(2) Addressing the fund administration or required audits to meet the requirements of the Act.
(3) Updating the economic study and business plan in conformity with the provisions of the Act. As an example, given the nuances surrounding the creation and reporting of jobs, the overall project may have a reduced the number of eligible jobs to support pre- and post-Act investors.
(4) Working with the economist to secure a TEA qualification letter that will be subject to USCIS approval.
All in all, topping off a pre-Act Offering is even more complicated than setting up a new offering entirely. One cannot be cavalier about the process and must seriously consider how to work with pre-Act investors such that those investors are not harmed in any way by actions of the EB-5 Issuer seeking to raise additional capital.
Assuming no $900,000 investment has been made, the following language would apply:
Prior to November 21, 2019, the investment amount per EB Investor was $500,000. Thereafter, no investor proceeds were received until between June 22, 2021 and June 30, 2021, during the time period when the New Regulations were invalidated until such time as the EB-5 sunsetted on June 30, 2021. The Company received a total of $X of investor proceeds at a subscription amount of $500,000 per Unit (the “Class B Members”). As of the New EB-5 Legislation, the investment amount of the Project (assuming TEA classification) has been increased to $800,000.

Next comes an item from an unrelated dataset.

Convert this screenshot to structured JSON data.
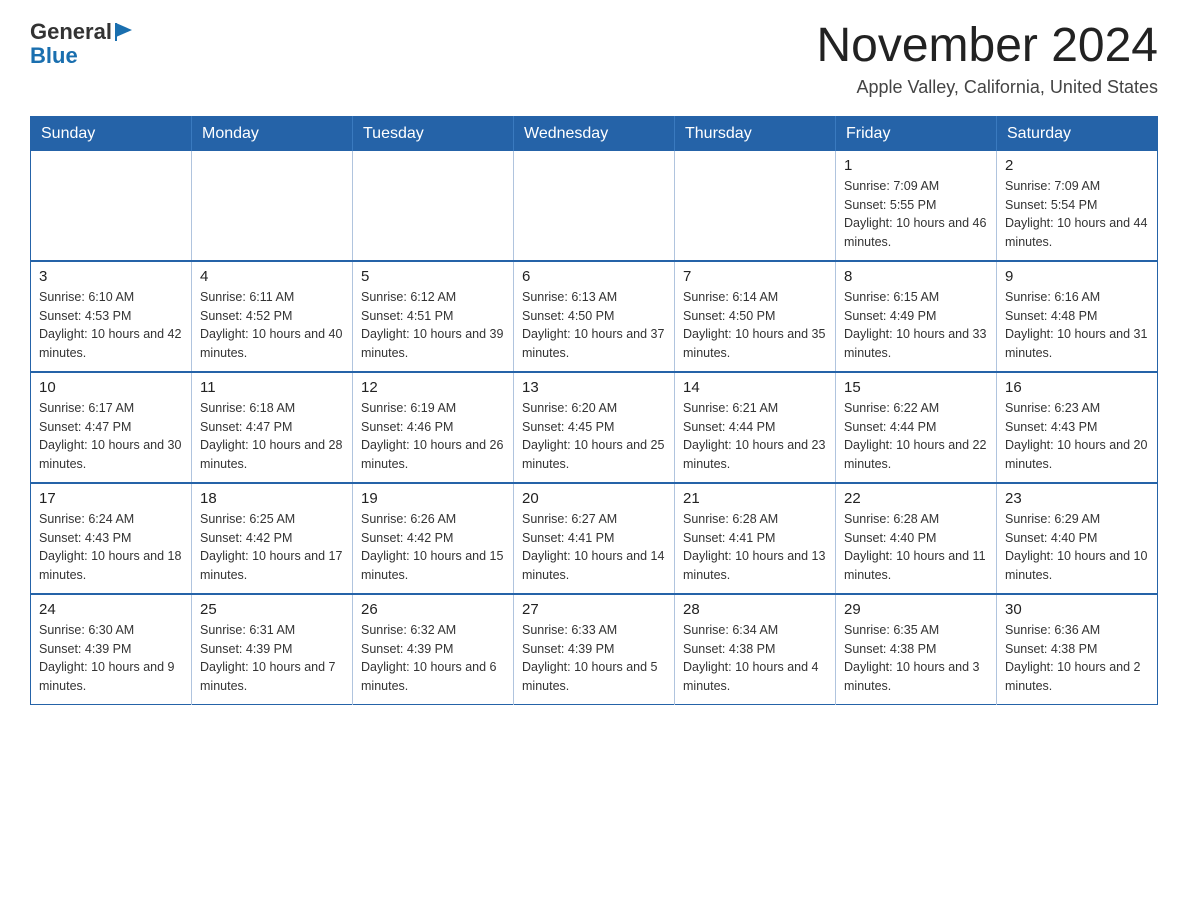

There could be a Co-Sponsoring Regional Center that has filed for approval, post-Act, and would, as a result, need to be disclosed.
There could be a potential that a separate EB-5 offering was set up raising capital from direct EB-5 investors during the lapse of the Regional Center Program between July 1, 2021 – March 15, 2022.
There could be up to three (3) classes of EB-5 Investors who have invested different amounts.
There could be multiple owners of the Manager or more than one Manager/General Partner.
The structuring depends upon whether EB-5 is/was structured as a loan model or a capital contribution/preferred equity model.
Given the split of jobs between the classes of investors, there would need to be an appropriate job creation allocation agreement.
Need to address distribution of funds and how x% is accrued and unpaid interest/referred returns to NCE and how y% is distributed among the investors given timing differences.
Need to address potential differences in escrow release provisions for pre-existing investors and post Act investors.
 As of the date hereof, it is not clear whether the eligibility for the reserved visas would apply only to post-enactment investors or whether pre-enactment investors may also be able to rely on them.
Rohit Kapuria, vice chair and partner of Saul Ewing Arnstein & Lehr LLP’s Global Immigration and Foreign Investment Practice, handles private offerings under the EB-5 investor visa program. Kapuria regularly represents EB-5 lenders, EB-5 borrowers, banks, regional centers, real estate developers, investors working on direct EB-5 projects, and migration brokers. He has worked on over 500 EB-5 transactions, with a combined capital development cost in excess of $7.5 billion. He has received regular recognition for all of his efforts from the EB-5 industry at large and was also named Top 40 Illinois Attorney Under 40 to Watch in 2021.